Former Auburn Ph.D. student Zabihollah Ahmadi (at left) and Dr. Mahjouri-Samani in the lab.

Mahjouri-Samani’s device can generate its own sources of printing particles from any solid targets, in-situ and on-demand, without the need to carry powders or ink into space. It also enables the potential use of in-situ resources such as space junk and scraps for printing parts. With collaboration with NASA, the technology has been undergoing successful tests on Earth that will be extended to microgravity.

“These space manufacturing capabilities are often developed by leveraging disruptive terrestrial technologies and adapting them for operations in the space environment,” Mahjouri-Samani said.

Beyond electronics and functional devices, Mahjouri-Samani recently demonstrated the 3D printing of a hockey puck from lunar regolith simulants (moon dirt) to construct lunar habitat potentiality. This was done by laser sintering the moon dirt in a home-built additive manufacturing system. The 3D printing of structures from dirt potentially eliminates the need for water and binders.

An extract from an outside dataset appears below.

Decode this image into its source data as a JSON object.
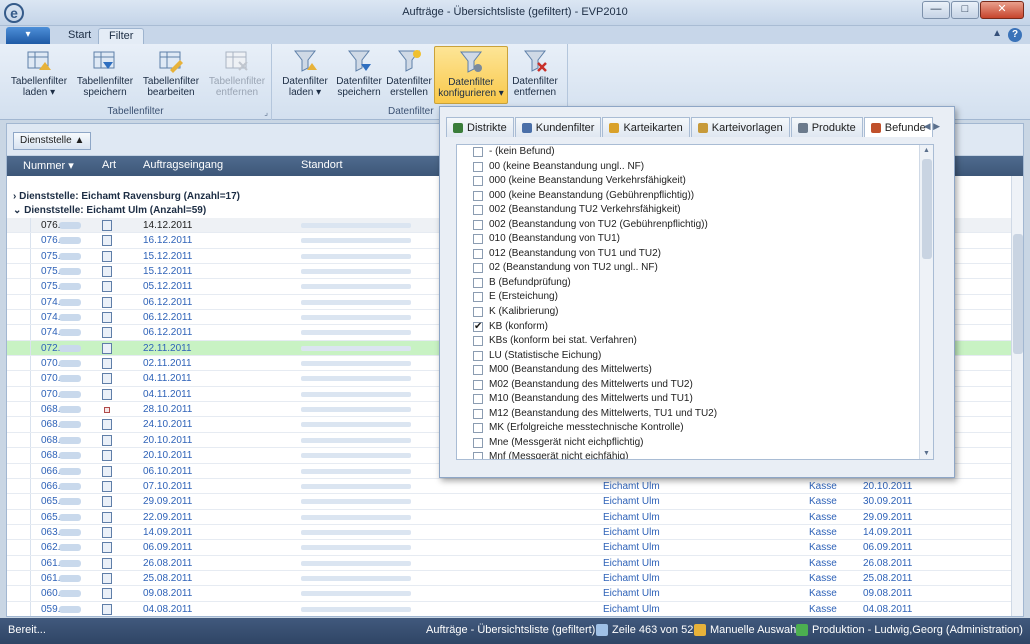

“These efforts are critical not only for space exploration but also it provides technological advancement for the future commercialization of space,” he added. “Our goal is to take a significant part in the future of space manufacturing, and we believe our technology will be one of the most promising candidates to be headed to the moon and beyond,” Mahjouri-Samani said.